For obvious reasons, the majority of the workforce is currently working remote. Even prior to COVID-19,  4.3 million workers in the USA worked remote, which makes up 3.2% of the entire workforce. Companies large and small are seeing firsthand that remote employees make for happier, productive and agile teams – reducing stress, lessening distractions, offering flexibility and decreasing turnover. The majority of companies, even those who were hesitant to switch to a remote workforce pre-pandemic, are rethinking the potential of their operations and workflow process.

A remote team, whether temporary, permanent or eventually a hybrid of remote and in-office, requires a streamlined workflow process. With everyone working in a different environment, on varying schedules due to personal situations and adjusting to a new normal, the best way to ensure work is done on time, on budget and on point with client goals is to implement and maintain a workflow process.

What is a Workflow Process?

Workflow is the “execution and automation of processes: tasks, information and documents are passed from one person to another for action according to a set of procedural rules.” The end-goal is smart collaboration and effective communication within a team.

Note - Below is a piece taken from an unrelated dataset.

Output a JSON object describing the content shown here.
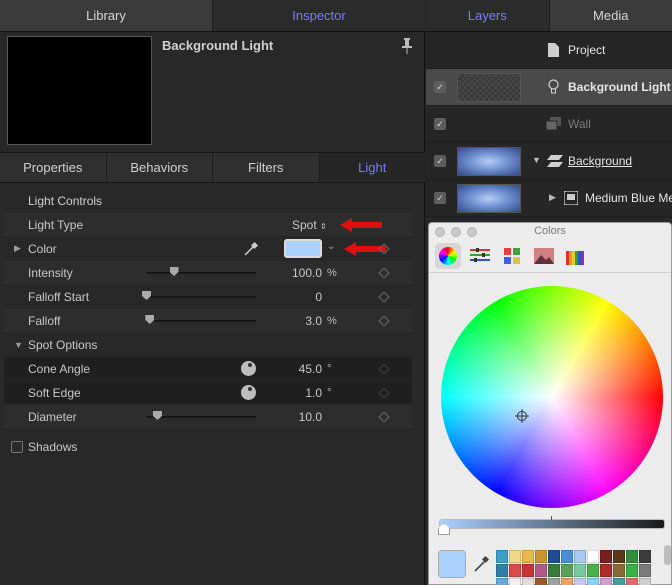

For an agency, a workflow process can involve addressing the following:

  • What are the goal(s) of the project?
  • Who is the target audience/stakeholders?
  • What’s the timeline and milestones?
  • What’s the budget? Is this staying on budget?
  • What is the direction?
  • Is the project on brand?
  • How are the assets managed/organized?
  • Who is handling post-production?

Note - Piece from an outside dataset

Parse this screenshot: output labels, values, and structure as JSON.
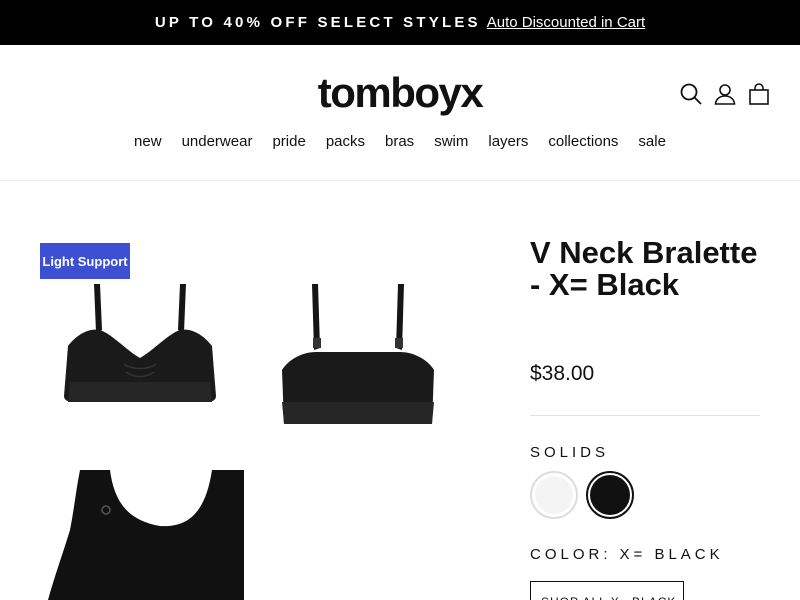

Below are three ways to get started with improving your agency’s workflow.

1. Analyze & Strategize

The first step toward improving workflow is to document and review your current process, MarTech stack and conduct a thorough analysis of what’s working, and what’s not. The goal is to determine how the agency has been operating thus far and identify problems or holes. Look for unclear instruction or communication breakdown. Identify factors that can or that are affecting the effectiveness of your existing process or workflow. Once you’ve discovered the issues, consider a new approach – ways or technology that can address, improve and build on challenges. In a remote world, consider tools that allow for real-time updates and efficient communication – user-friendly platforms that allow for integration to reduce as much back and forth between systems as possible.

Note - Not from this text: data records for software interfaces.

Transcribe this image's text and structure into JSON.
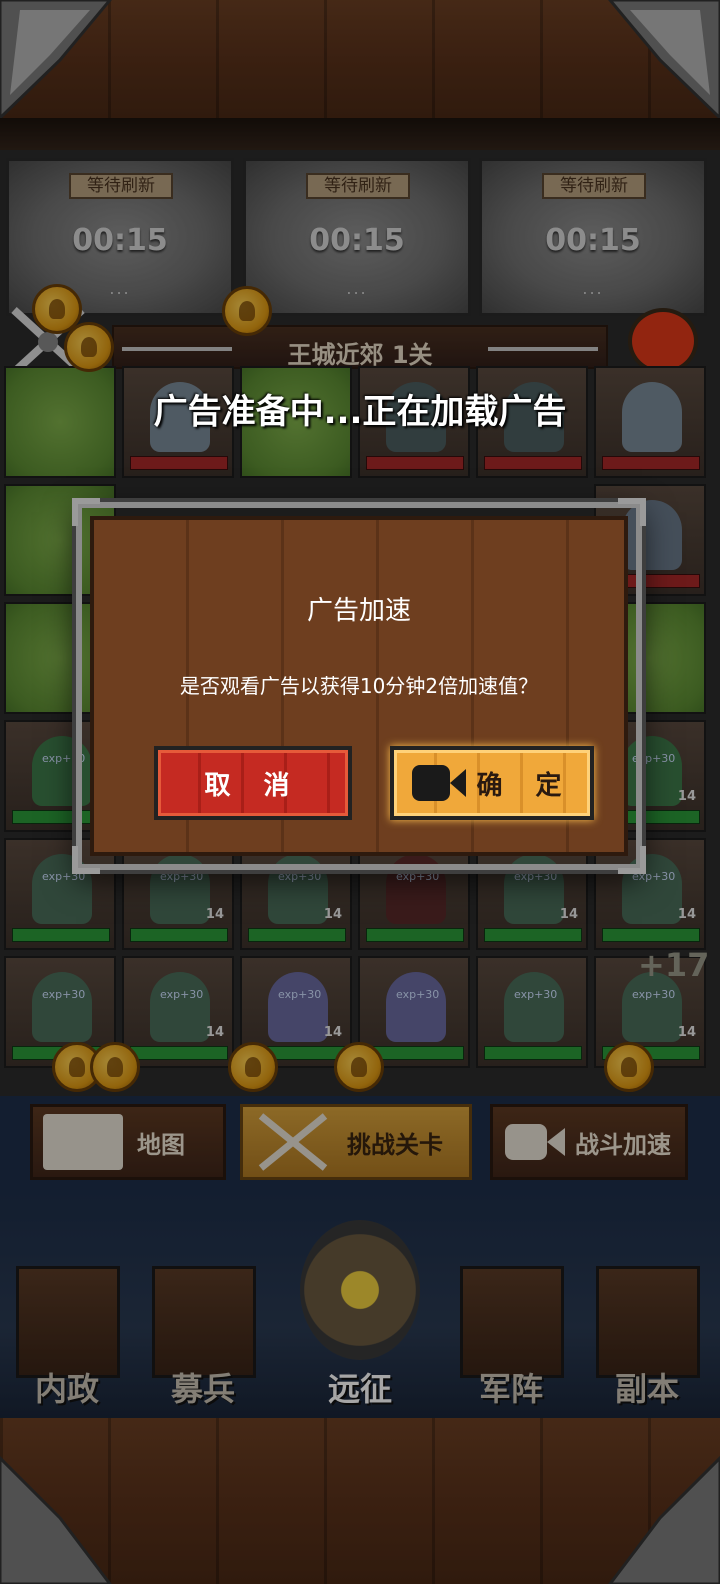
{
  "refresh_slots": [
    {
      "tag": "等待刷新",
      "time": "00:15",
      "dots": "..."
    },
    {
      "tag": "等待刷新",
      "time": "00:15",
      "dots": "..."
    },
    {
      "tag": "等待刷新",
      "time": "00:15",
      "dots": "..."
    }
  ],
  "stage": {
    "title": "王城近郊  1关"
  },
  "loading_text": "广告准备中...正在加载广告",
  "board": {
    "exp_label": "exp+30",
    "unit_level": "14",
    "bonus": "+17"
  },
  "dialog": {
    "title": "广告加速",
    "message": "是否观看广告以获得10分钟2倍加速值？",
    "cancel_label": "取 消",
    "confirm_label": "确 定"
  },
  "actions": {
    "map_label": "地图",
    "challenge_label": "挑战关卡",
    "speed_label": "战斗加速"
  },
  "nav": {
    "items": [
      {
        "label": "内政"
      },
      {
        "label": "募兵"
      },
      {
        "label": "远征"
      },
      {
        "label": "军阵"
      },
      {
        "label": "副本"
      }
    ]
  },
  "colors": {
    "accent": "#f0a83a",
    "cancel": "#c52a22",
    "grass": "#6e9e3e"
  }
}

2. Educate & Implement

Once you’ve identified the solutions, document the new steps – clearly and concisely. Take time to educate the team on the new processes. Offer individual meetings for those who will need to implement the processes. Ensure that you explain every aspect of your new workflow to your employees before putting it into play. It is important that everyone understands how the new workflow will work, what they can expect and what they can do to get the most out of it. Find ways to ensure staff feels motivated and empowered, as change and breaking old habits can be challenging.

3. Adapt & Evolve

Once you have tested your new workflow, be ready to make improvements based on the results. New things take time to implement, so be patient. Evaluate the effectiveness of each process in your workflow and make sure that everything works smoothly. If you need to make a few adjustments along the way, don’t hesitate to evolve. No work process or workflow will be perfect, especially at first. Things change based on the client, the project, budget and between services. Agility will be key.

Raise a Glass to Freedom

By 2028, 73% of all departments will have remote workers. And if a global pandemic has taught us anything, it’s that remote work, if possible, can offer more efficiency, productivity and flexibility. Build on these positives with a strong, critical workflow process, and your team will be on its way to a happier and healthier workforce.

Rebecca Wrenn

Director of Client Services and Operations

Rebecca joined Sweeney in 2014 as an account executive and subsequently shifted roles in 2016 to support the agency leadership team in successfully establishing a highly effective, full-service creative capability, including branding, design, and video production services. In 2020, she pivoted once again to take on a senior account leadership role while simultaneously leading agency operations. With nearly a decade of strategic marketing, communications and creative experience, Rebecca currently directs several agency account teams, while also managing critical aspects of agency’s operations. Her deep knowledge of the account management process and her high creative aptitude are an exceptional benefit to the agency and its clients.